As the demandeur for regulatory and structural reform around the world, it is the British economy that would reap a substantial part of these significant gains.
There are also gains to be had in the UK’s domestic policy. Our productivity simulator measures the delta between the current domestic environment with respect to open trade, competition and property rights protection, and identifies what the impact of distortion is on a measure of productivity, GDP per capita. In the case of the UK, the impact of distortions is around 286% which is better than most countries, but still shows that there are efficiencies to be had through a reduction of these distortions. Assuming a fifteen-year window to put in place the domestic regulatory changes that would eliminate at least one third of UK distortions, some of which would be achieved through the trade agreements proposed above, some through domestic legislation which would be possible outside the EEA, this results in an additional growth rate of around 4-5% p.a.
Can the Current Trade Negotiating Machinery Deliver these Gains?
The current trade negotiating machinery is unlikely to be able to deliver the gains which we refer to here. The WTO agenda is stalled, and the higher standards trade agreements such as TPP and TTIP are in trouble. The EU has objected to the inclusion of new services in the new Trade in Services Agreement negotiations at a WTO level (TiSA). The EU has also raised issues on data protection that threaten to derail the agreement and for which reason the US has suggested that the EU should not be a participant. As a result of the difficulty of passing the CETA agreement, and the objections of local governments over the services and investment provisions, it is difficult how the EU can proceed with these. The Australian government has just withdrawn its investment suggestions from the EU-Australia negotiations.
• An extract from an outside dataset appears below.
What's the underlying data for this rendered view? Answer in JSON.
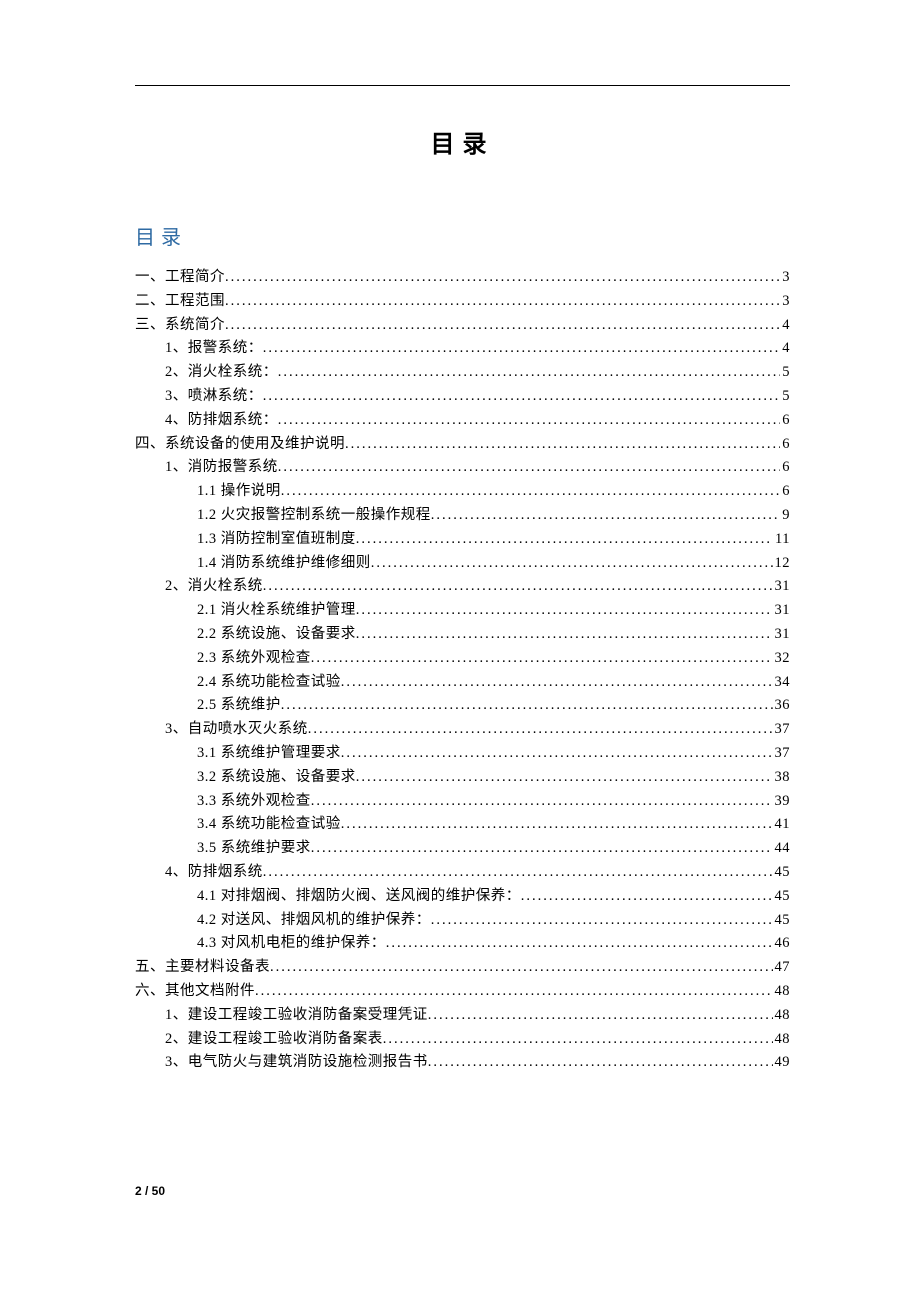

If the UK remains within the EEA, then it will be entirely reliant on the EU to negotiate agreements, and progress on those issues of importance to the UK, such as services liberalization will be much harder to realize.
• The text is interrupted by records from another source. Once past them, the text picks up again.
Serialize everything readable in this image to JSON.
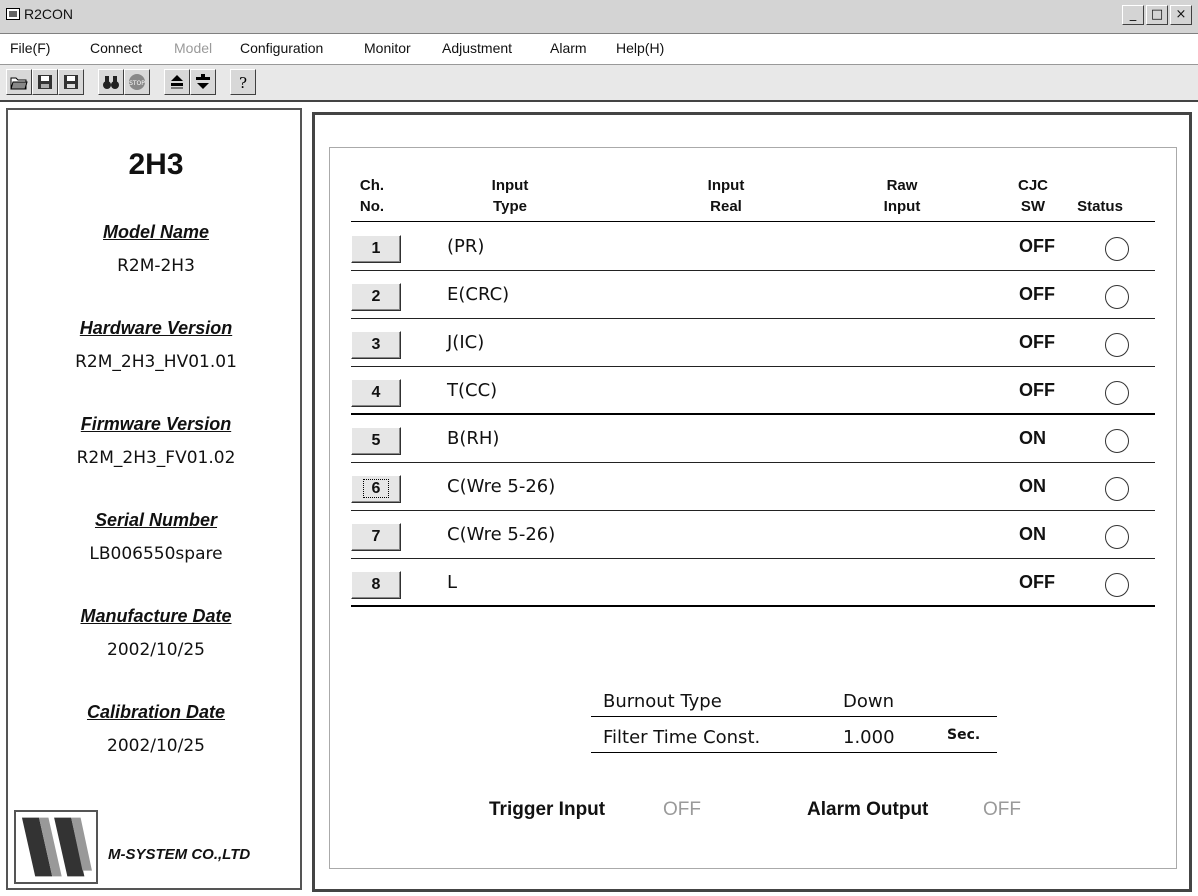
{
  "window": {
    "title": "R2CON",
    "controls": [
      "_",
      "□",
      "×"
    ]
  },
  "menu": [
    {
      "label": "File(F)",
      "enabled": true
    },
    {
      "label": "Connect",
      "enabled": true
    },
    {
      "label": "Model",
      "enabled": false
    },
    {
      "label": "Configuration",
      "enabled": true
    },
    {
      "label": "Monitor",
      "enabled": true
    },
    {
      "label": "Adjustment",
      "enabled": true
    },
    {
      "label": "Alarm",
      "enabled": true
    },
    {
      "label": "Help(H)",
      "enabled": true
    }
  ],
  "toolbar": {
    "icons": [
      "open-folder-icon",
      "save-icon",
      "save-as-icon",
      "find-binoculars-icon",
      "stop-icon",
      "upload-icon",
      "download-icon",
      "help-question-icon"
    ]
  },
  "left": {
    "model_code": "2H3",
    "model_name_label": "Model Name",
    "model_name": "R2M-2H3",
    "hardware_label": "Hardware Version",
    "hardware": "R2M_2H3_HV01.01",
    "firmware_label": "Firmware Version",
    "firmware": "R2M_2H3_FV01.02",
    "serial_label": "Serial Number",
    "serial": "LB006550spare",
    "manufacture_label": "Manufacture Date",
    "manufacture": "2002/10/25",
    "calibration_label": "Calibration Date",
    "calibration": "2002/10/25",
    "company": "M-SYSTEM CO.,LTD"
  },
  "table": {
    "headers": {
      "ch_1": "Ch.",
      "ch_2": "No.",
      "type_1": "Input",
      "type_2": "Type",
      "real_1": "Input",
      "real_2": "Real",
      "raw_1": "Raw",
      "raw_2": "Input",
      "cjc_1": "CJC",
      "cjc_2": "SW",
      "status": "Status"
    },
    "rows": [
      {
        "ch": "1",
        "type": "(PR)",
        "cjc": "OFF"
      },
      {
        "ch": "2",
        "type": "E(CRC)",
        "cjc": "OFF"
      },
      {
        "ch": "3",
        "type": "J(IC)",
        "cjc": "OFF"
      },
      {
        "ch": "4",
        "type": "T(CC)",
        "cjc": "OFF"
      },
      {
        "ch": "5",
        "type": "B(RH)",
        "cjc": "ON"
      },
      {
        "ch": "6",
        "type": "C(Wre 5-26)",
        "cjc": "ON"
      },
      {
        "ch": "7",
        "type": "C(Wre 5-26)",
        "cjc": "ON"
      },
      {
        "ch": "8",
        "type": "L",
        "cjc": "OFF"
      }
    ]
  },
  "settings": {
    "burnout_label": "Burnout Type",
    "burnout_value": "Down",
    "filter_label": "Filter Time Const.",
    "filter_value": "1.000",
    "filter_unit": "Sec."
  },
  "io": {
    "trigger_label": "Trigger Input",
    "trigger_value": "OFF",
    "alarm_label": "Alarm Output",
    "alarm_value": "OFF"
  }
}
Given this, the only way that these gains can be unlocked will be for the UK to negotiate its own services deals and these are much less likely from behind the walls of the EEA.
Shanker Singham is Chairman of the Legatum Institute Special Trade Commission